Cracker Box Manor
In his last years in Chicago, Chet purchased a summer home on the other side of the lake, in Spring Lake, Michigan. My mother always said that Chicago had two seasons: winter and August, and for the latter a trip across the lake to the Michigan side was a welcome relief. Because of its size and shape, my grandmother Myrtle dubbed the place “Cracker Box Manor.”
Even with a craft such as the Thistle, a lighter was in order. Docked with the Thistle was a craft with a good New Orleans (Myrtle’s home town) name: Lagniappe.
The golf cart, along with everything else Chet had, had his initials stencilled on it. (Take a good hard look to the left of the URL at the top of the screen, and you’ll see some things don’t change.) Also armorially positioned are the crossed Chicago Yacht Club and Warrington family burgees, another conceit we’ve retained on this site. Myrtle wasn’t very enamoured with the practice: she declared that, if she ever fell asleep on Chet, he would stencil her bottom!
A view of Cracker Box Manor in living colour.
Cracker Box Manor in its glory, July 1953. Not terribly large, it did make for a nice summer getaway.

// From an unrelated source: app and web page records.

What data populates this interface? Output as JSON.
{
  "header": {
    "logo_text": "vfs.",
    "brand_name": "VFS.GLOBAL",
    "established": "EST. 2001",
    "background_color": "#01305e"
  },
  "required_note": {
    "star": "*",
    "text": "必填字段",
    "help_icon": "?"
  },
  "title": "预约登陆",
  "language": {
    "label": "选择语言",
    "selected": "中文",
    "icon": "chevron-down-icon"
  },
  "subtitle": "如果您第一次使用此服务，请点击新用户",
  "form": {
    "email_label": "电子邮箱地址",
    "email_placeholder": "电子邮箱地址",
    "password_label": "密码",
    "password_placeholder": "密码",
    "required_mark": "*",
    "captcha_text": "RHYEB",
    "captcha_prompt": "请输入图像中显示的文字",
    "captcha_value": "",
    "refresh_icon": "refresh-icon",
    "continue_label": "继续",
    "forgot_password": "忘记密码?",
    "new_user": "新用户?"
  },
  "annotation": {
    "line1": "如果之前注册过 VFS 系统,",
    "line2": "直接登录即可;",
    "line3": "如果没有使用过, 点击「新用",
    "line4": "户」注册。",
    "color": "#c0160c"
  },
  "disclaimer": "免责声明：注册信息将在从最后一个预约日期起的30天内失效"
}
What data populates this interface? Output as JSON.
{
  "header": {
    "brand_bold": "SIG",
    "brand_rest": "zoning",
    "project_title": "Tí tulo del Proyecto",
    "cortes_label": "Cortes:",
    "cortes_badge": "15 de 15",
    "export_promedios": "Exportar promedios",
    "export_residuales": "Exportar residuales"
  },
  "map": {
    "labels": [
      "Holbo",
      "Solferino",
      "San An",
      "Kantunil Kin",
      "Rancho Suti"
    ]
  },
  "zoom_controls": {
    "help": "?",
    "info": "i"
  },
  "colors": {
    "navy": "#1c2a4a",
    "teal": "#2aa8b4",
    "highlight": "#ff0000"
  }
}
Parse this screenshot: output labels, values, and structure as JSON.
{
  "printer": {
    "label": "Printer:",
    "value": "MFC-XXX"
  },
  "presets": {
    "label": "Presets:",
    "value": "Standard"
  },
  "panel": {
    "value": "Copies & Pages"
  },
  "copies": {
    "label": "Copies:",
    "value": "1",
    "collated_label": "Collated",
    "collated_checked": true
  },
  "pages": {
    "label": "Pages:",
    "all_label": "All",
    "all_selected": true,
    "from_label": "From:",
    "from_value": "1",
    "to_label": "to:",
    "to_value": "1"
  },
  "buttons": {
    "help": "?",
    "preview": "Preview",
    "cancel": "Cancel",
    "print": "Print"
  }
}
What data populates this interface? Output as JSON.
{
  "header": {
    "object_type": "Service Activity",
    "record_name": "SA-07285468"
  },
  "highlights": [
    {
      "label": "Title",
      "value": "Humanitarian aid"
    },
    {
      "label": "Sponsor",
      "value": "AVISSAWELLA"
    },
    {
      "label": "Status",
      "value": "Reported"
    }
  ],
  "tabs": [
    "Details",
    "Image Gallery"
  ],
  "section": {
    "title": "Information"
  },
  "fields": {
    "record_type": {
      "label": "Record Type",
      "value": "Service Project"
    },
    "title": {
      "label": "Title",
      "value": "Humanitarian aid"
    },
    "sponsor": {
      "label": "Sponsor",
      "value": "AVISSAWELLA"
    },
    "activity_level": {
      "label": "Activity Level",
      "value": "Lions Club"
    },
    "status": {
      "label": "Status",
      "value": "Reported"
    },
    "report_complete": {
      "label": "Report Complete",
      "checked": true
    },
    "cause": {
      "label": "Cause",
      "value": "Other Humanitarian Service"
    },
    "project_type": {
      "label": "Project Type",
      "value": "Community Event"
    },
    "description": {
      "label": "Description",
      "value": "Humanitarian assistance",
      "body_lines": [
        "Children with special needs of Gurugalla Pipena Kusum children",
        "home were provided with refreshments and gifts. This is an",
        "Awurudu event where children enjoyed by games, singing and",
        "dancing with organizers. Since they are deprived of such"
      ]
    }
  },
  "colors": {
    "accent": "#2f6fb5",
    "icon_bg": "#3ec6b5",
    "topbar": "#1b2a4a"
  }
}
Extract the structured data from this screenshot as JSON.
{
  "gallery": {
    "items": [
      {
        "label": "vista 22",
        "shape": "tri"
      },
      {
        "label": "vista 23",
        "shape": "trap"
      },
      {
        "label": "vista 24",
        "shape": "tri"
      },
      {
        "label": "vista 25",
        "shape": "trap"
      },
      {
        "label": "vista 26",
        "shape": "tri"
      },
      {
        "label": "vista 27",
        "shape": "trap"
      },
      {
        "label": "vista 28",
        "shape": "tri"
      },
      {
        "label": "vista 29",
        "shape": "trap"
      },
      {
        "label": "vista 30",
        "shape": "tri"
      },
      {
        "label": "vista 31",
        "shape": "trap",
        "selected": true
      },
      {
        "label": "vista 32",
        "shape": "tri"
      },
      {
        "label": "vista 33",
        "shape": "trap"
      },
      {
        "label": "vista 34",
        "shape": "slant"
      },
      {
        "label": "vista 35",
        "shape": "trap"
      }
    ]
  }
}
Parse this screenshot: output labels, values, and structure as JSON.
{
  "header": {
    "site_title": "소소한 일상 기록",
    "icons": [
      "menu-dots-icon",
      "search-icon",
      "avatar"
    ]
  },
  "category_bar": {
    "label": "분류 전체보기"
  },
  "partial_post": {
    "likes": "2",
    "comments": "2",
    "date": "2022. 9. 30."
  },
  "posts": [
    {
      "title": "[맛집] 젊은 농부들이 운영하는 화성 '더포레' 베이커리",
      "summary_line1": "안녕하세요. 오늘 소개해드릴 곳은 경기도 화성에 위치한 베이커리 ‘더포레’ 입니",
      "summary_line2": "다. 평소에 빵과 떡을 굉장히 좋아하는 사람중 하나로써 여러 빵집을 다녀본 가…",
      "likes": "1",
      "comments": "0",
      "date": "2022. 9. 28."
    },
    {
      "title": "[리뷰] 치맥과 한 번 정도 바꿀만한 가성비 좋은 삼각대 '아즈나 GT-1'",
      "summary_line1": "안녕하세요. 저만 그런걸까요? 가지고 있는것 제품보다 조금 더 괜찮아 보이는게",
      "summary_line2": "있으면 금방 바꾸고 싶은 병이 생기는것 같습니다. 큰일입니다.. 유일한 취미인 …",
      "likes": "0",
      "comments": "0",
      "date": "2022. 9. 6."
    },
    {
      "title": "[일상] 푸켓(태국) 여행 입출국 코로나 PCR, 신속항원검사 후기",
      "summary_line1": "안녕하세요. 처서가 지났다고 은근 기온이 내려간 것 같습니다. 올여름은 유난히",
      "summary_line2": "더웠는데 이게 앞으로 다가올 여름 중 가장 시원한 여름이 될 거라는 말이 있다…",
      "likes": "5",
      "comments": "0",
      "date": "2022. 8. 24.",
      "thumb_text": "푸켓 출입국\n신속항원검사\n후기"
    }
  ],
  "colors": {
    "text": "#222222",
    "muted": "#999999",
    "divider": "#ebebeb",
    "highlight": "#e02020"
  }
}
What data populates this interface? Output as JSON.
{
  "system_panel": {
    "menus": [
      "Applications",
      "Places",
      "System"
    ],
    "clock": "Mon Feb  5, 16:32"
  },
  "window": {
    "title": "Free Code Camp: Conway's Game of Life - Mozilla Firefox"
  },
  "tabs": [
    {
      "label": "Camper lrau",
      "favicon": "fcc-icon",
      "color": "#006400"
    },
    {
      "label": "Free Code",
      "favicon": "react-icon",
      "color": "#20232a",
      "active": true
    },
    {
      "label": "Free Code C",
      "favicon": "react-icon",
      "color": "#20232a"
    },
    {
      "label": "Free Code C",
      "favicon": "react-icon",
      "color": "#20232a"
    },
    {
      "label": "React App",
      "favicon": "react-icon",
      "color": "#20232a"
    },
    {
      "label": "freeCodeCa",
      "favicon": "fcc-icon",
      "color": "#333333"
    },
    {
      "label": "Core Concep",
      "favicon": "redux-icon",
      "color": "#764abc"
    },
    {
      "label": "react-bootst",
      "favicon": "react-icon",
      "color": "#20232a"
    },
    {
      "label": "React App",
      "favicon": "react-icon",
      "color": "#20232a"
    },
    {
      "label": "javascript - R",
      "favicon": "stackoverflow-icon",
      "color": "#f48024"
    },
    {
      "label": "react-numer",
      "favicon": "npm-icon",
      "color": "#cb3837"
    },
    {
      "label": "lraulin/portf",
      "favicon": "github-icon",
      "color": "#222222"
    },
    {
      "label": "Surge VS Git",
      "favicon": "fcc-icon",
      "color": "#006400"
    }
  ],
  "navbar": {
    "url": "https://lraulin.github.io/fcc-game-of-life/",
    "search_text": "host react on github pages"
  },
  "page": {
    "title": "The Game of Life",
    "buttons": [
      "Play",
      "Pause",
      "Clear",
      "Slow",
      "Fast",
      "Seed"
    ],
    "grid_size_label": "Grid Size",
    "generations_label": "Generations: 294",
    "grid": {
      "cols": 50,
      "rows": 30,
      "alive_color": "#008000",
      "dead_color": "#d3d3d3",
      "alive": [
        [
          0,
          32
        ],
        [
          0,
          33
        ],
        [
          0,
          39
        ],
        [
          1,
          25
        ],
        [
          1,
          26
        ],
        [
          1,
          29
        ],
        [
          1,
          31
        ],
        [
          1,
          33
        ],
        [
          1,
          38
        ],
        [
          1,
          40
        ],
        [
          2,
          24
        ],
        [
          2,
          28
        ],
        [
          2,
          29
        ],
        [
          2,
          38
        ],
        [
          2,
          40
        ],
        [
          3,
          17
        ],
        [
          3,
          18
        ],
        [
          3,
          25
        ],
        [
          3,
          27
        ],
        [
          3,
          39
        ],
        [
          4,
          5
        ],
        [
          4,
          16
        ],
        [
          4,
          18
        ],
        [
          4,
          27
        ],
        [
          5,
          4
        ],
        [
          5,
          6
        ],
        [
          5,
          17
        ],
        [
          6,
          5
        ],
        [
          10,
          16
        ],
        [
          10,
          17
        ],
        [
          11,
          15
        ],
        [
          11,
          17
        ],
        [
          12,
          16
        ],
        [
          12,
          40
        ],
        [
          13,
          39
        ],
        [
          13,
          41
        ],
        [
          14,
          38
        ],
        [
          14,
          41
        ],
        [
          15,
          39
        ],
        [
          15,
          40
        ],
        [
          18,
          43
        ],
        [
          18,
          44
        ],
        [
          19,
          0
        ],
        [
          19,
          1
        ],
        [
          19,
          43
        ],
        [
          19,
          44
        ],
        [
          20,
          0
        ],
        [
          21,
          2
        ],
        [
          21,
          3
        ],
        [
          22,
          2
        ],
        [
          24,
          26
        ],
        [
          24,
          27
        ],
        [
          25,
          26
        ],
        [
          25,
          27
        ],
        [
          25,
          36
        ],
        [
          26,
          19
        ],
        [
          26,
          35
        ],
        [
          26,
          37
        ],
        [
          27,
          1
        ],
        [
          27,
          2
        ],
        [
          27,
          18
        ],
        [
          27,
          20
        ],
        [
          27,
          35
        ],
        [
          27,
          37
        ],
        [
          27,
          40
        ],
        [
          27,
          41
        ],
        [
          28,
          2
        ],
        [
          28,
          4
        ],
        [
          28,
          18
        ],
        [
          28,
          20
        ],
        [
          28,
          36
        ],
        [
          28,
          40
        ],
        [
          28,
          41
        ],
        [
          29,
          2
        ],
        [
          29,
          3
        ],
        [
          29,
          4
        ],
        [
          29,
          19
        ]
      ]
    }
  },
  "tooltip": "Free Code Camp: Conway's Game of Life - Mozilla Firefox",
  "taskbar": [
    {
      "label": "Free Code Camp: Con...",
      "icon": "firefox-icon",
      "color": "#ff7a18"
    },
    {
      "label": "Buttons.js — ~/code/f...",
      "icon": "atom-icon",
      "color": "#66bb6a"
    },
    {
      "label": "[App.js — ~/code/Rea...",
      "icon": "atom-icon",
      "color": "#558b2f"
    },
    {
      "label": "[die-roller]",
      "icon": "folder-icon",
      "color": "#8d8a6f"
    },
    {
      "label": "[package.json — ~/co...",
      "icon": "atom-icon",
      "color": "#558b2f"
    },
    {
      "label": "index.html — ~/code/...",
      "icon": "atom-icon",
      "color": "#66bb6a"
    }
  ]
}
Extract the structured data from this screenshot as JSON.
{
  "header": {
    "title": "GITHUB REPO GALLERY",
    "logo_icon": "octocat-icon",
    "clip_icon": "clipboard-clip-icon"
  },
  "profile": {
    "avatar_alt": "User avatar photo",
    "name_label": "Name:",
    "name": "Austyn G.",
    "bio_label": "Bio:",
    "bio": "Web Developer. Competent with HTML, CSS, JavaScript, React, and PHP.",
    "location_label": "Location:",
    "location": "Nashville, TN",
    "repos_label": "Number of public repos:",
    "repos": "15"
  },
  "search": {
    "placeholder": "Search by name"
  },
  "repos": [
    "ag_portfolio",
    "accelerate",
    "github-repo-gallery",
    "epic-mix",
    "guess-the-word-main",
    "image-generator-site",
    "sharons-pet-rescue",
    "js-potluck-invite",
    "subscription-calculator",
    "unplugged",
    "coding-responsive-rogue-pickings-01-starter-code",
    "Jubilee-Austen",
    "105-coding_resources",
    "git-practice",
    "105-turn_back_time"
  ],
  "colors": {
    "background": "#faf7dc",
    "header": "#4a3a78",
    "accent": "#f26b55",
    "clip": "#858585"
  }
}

Golf cart, 1950’s style. Cracker Box Manor may not have been large, but Chet insured that it had all of the amenities.
Earl Steinhauer at Cracker Box Manor, 1957.
The appliances of the 1950’s. Especially note the television, probably black and white.
Cracker Box Manor was designed as a summer home; in the winter, the lake effect snows didn’t make it the most hospitable. There is beauty, however, in this photo from there, taken the winter of 1957-8, the last winter they owned Cracker Box Manor.
The yachtsman’s dream, one’s own boat dock. To go with Cracker Box Manor was a much reduced Thistle, a Chris Craft Commander and the last of Chet’s Chris Crafts. It recalled the glory days of a half century earlier only in name, the lake it cruised and the fact that it floated. It was a lot of fun, though, and much less maintenance than a steam yacht.
Ted Steinhauer at Cracker Box Manor, 1957. The “red table” she’s sitting at is still in existence and plays its part in the development and maintenance of this website.
Sometimes the getaway was for his heath: the August 1953 Rotary Gyrator (the newsletter of the Rotary Club of Chicago) noted that one of his fellow Rotarians:
…found him making very satisfactory progress in his recovery from two attacks of pneumonia. Chet’s idyllic lakeside home is fittingly named “Cracker Box Manor” and Chet, who is in the Pile Driving Equipment Mfg. business, has built a pier large enough to accommodate an ocean liner.
It was also a good place to receive friends from Chet’s long career in aeronautics (such as Earl Steinhauer) who were all too familiar with Chet’s “Bologna Club.”